▶ Data section:
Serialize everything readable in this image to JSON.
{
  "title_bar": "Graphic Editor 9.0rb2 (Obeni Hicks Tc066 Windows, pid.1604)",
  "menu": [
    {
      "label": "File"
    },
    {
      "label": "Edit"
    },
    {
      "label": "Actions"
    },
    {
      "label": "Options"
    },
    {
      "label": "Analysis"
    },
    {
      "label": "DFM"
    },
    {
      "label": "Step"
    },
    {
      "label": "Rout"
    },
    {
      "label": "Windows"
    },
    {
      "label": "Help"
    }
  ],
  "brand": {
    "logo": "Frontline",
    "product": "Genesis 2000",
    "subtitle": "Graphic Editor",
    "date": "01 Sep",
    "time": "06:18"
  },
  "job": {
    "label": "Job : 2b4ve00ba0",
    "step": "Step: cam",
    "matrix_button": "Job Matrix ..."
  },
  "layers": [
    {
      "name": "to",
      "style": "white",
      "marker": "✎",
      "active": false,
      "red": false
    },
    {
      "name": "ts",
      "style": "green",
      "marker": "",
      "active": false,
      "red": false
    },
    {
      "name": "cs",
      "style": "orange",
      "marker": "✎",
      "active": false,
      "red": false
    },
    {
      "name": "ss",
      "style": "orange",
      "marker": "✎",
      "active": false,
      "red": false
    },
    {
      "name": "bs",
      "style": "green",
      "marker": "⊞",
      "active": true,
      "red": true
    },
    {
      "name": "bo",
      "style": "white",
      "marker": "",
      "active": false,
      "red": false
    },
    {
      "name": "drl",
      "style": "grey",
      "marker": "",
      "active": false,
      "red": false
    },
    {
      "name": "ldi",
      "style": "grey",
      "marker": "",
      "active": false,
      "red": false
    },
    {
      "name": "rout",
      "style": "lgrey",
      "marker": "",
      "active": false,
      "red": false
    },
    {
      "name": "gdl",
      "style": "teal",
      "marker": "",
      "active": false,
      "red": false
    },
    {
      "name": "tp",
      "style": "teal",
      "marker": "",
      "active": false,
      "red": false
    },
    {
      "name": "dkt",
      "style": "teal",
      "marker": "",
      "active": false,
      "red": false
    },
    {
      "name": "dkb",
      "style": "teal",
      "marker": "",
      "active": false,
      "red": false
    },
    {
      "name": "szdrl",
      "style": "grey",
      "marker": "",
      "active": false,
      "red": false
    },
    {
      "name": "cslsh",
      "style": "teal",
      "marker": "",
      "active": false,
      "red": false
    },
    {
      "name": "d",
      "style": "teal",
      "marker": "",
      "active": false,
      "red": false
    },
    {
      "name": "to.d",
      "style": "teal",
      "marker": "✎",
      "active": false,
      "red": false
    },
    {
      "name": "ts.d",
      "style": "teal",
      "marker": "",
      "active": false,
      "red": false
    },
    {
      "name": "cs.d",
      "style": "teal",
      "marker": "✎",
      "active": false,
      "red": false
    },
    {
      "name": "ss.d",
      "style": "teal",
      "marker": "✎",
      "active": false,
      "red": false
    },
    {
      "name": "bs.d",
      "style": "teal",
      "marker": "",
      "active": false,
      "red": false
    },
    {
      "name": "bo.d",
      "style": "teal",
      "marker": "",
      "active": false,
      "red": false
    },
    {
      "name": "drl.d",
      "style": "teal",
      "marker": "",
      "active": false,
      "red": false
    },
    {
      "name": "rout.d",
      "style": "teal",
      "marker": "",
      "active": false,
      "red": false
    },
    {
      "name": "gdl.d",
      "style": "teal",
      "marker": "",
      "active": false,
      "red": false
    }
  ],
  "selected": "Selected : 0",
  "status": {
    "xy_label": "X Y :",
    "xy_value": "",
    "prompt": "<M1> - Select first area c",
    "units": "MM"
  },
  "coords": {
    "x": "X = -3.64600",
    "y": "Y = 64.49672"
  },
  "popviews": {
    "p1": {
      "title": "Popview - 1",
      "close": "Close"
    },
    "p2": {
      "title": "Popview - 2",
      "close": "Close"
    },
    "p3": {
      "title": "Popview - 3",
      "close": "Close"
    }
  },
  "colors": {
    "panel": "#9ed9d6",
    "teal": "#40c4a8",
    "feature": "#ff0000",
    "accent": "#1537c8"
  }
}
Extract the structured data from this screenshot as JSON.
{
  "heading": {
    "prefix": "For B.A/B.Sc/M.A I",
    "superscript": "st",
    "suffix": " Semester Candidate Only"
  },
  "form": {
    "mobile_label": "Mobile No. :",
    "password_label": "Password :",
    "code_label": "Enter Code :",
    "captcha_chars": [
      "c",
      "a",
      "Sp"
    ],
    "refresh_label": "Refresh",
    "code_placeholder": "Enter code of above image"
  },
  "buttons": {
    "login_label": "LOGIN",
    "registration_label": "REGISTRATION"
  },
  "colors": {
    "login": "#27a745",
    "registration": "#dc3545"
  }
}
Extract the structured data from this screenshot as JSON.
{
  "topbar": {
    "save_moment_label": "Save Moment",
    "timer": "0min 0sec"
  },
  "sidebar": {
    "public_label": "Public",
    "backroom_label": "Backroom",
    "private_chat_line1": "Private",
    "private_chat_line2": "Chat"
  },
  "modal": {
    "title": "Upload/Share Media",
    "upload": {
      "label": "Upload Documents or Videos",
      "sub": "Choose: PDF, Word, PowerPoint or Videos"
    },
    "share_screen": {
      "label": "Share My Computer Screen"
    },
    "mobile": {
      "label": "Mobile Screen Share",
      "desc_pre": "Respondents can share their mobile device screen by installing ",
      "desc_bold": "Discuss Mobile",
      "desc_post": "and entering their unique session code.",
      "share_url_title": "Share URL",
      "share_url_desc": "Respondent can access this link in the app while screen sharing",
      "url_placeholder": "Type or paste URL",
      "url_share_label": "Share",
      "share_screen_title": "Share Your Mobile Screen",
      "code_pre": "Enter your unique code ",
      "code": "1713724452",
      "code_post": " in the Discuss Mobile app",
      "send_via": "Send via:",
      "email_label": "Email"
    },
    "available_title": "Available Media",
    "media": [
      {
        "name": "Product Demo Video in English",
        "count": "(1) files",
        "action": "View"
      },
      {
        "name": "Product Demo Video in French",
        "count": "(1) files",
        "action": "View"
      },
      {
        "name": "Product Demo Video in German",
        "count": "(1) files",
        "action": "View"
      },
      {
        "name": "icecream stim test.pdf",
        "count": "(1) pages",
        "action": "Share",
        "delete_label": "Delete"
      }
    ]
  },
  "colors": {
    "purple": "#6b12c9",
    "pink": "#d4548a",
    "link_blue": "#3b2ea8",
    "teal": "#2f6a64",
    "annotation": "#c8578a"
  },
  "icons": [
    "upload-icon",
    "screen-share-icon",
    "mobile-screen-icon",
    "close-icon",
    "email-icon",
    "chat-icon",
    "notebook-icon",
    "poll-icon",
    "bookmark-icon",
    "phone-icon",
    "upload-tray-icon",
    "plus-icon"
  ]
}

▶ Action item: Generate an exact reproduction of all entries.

▶ Answer to this problem:
Serialize everything readable in this image to JSON.
{
  "title_bar": "Graphic Editor 9.0rb2 (Obeni Hicks Tc066 Windows, pid.1604)",
  "menu": [
    {
      "label": "File"
    },
    {
      "label": "Edit"
    },
    {
      "label": "Actions"
    },
    {
      "label": "Options"
    },
    {
      "label": "Analysis"
    },
    {
      "label": "DFM"
    },
    {
      "label": "Step"
    },
    {
      "label": "Rout"
    },
    {
      "label": "Windows"
    },
    {
      "label": "Help"
    }
  ],
  "brand": {
    "logo": "Frontline",
    "product": "Genesis 2000",
    "subtitle": "Graphic Editor",
    "date": "01 Sep",
    "time": "06:18"
  },
  "job": {
    "label": "Job : 2b4ve00ba0",
    "step": "Step: cam",
    "matrix_button": "Job Matrix ..."
  },
  "layers": [
    {
      "name": "to",
      "style": "white",
      "marker": "✎",
      "active": false,
      "red": false
    },
    {
      "name": "ts",
      "style": "green",
      "marker": "",
      "active": false,
      "red": false
    },
    {
      "name": "cs",
      "style": "orange",
      "marker": "✎",
      "active": false,
      "red": false
    },
    {
      "name": "ss",
      "style": "orange",
      "marker": "✎",
      "active": false,
      "red": false
    },
    {
      "name": "bs",
      "style": "green",
      "marker": "⊞",
      "active": true,
      "red": true
    },
    {
      "name": "bo",
      "style": "white",
      "marker": "",
      "active": false,
      "red": false
    },
    {
      "name": "drl",
      "style": "grey",
      "marker": "",
      "active": false,
      "red": false
    },
    {
      "name": "ldi",
      "style": "grey",
      "marker": "",
      "active": false,
      "red": false
    },
    {
      "name": "rout",
      "style": "lgrey",
      "marker": "",
      "active": false,
      "red": false
    },
    {
      "name": "gdl",
      "style": "teal",
      "marker": "",
      "active": false,
      "red": false
    },
    {
      "name": "tp",
      "style": "teal",
      "marker": "",
      "active": false,
      "red": false
    },
    {
      "name": "dkt",
      "style": "teal",
      "marker": "",
      "active": false,
      "red": false
    },
    {
      "name": "dkb",
      "style": "teal",
      "marker": "",
      "active": false,
      "red": false
    },
    {
      "name": "szdrl",
      "style": "grey",
      "marker": "",
      "active": false,
      "red": false
    },
    {
      "name": "cslsh",
      "style": "teal",
      "marker": "",
      "active": false,
      "red": false
    },
    {
      "name": "d",
      "style": "teal",
      "marker": "",
      "active": false,
      "red": false
    },
    {
      "name": "to.d",
      "style": "teal",
      "marker": "✎",
      "active": false,
      "red": false
    },
    {
      "name": "ts.d",
      "style": "teal",
      "marker": "",
      "active": false,
      "red": false
    },
    {
      "name": "cs.d",
      "style": "teal",
      "marker": "✎",
      "active": false,
      "red": false
    },
    {
      "name": "ss.d",
      "style": "teal",
      "marker": "✎",
      "active": false,
      "red": false
    },
    {
      "name": "bs.d",
      "style": "teal",
      "marker": "",
      "active": false,
      "red": false
    },
    {
      "name": "bo.d",
      "style": "teal",
      "marker": "",
      "active": false,
      "red": false
    },
    {
      "name": "drl.d",
      "style": "teal",
      "marker": "",
      "active": false,
      "red": false
    },
    {
      "name": "rout.d",
      "style": "teal",
      "marker": "",
      "active": false,
      "red": false
    },
    {
      "name": "gdl.d",
      "style": "teal",
      "marker": "",
      "active": false,
      "red": false
    }
  ],
  "selected": "Selected : 0",
  "status": {
    "xy_label": "X Y :",
    "xy_value": "",
    "prompt": "<M1> - Select first area c",
    "units": "MM"
  },
  "coords": {
    "x": "X = -3.64600",
    "y": "Y = 64.49672"
  },
  "popviews": {
    "p1": {
      "title": "Popview - 1",
      "close": "Close"
    },
    "p2": {
      "title": "Popview - 2",
      "close": "Close"
    },
    "p3": {
      "title": "Popview - 3",
      "close": "Close"
    }
  },
  "colors": {
    "panel": "#9ed9d6",
    "teal": "#40c4a8",
    "feature": "#ff0000",
    "accent": "#1537c8"
  }
}
Extract the structured data from this screenshot as JSON.
{
  "heading": {
    "prefix": "For B.A/B.Sc/M.A I",
    "superscript": "st",
    "suffix": " Semester Candidate Only"
  },
  "form": {
    "mobile_label": "Mobile No. :",
    "password_label": "Password :",
    "code_label": "Enter Code :",
    "captcha_chars": [
      "c",
      "a",
      "Sp"
    ],
    "refresh_label": "Refresh",
    "code_placeholder": "Enter code of above image"
  },
  "buttons": {
    "login_label": "LOGIN",
    "registration_label": "REGISTRATION"
  },
  "colors": {
    "login": "#27a745",
    "registration": "#dc3545"
  }
}
Extract the structured data from this screenshot as JSON.
{
  "topbar": {
    "save_moment_label": "Save Moment",
    "timer": "0min 0sec"
  },
  "sidebar": {
    "public_label": "Public",
    "backroom_label": "Backroom",
    "private_chat_line1": "Private",
    "private_chat_line2": "Chat"
  },
  "modal": {
    "title": "Upload/Share Media",
    "upload": {
      "label": "Upload Documents or Videos",
      "sub": "Choose: PDF, Word, PowerPoint or Videos"
    },
    "share_screen": {
      "label": "Share My Computer Screen"
    },
    "mobile": {
      "label": "Mobile Screen Share",
      "desc_pre": "Respondents can share their mobile device screen by installing ",
      "desc_bold": "Discuss Mobile",
      "desc_post": "and entering their unique session code.",
      "share_url_title": "Share URL",
      "share_url_desc": "Respondent can access this link in the app while screen sharing",
      "url_placeholder": "Type or paste URL",
      "url_share_label": "Share",
      "share_screen_title": "Share Your Mobile Screen",
      "code_pre": "Enter your unique code ",
      "code": "1713724452",
      "code_post": " in the Discuss Mobile app",
      "send_via": "Send via:",
      "email_label": "Email"
    },
    "available_title": "Available Media",
    "media": [
      {
        "name": "Product Demo Video in English",
        "count": "(1) files",
        "action": "View"
      },
      {
        "name": "Product Demo Video in French",
        "count": "(1) files",
        "action": "View"
      },
      {
        "name": "Product Demo Video in German",
        "count": "(1) files",
        "action": "View"
      },
      {
        "name": "icecream stim test.pdf",
        "count": "(1) pages",
        "action": "Share",
        "delete_label": "Delete"
      }
    ]
  },
  "colors": {
    "purple": "#6b12c9",
    "pink": "#d4548a",
    "link_blue": "#3b2ea8",
    "teal": "#2f6a64",
    "annotation": "#c8578a"
  },
  "icons": [
    "upload-icon",
    "screen-share-icon",
    "mobile-screen-icon",
    "close-icon",
    "email-icon",
    "chat-icon",
    "notebook-icon",
    "poll-icon",
    "bookmark-icon",
    "phone-icon",
    "upload-tray-icon",
    "plus-icon"
  ]
}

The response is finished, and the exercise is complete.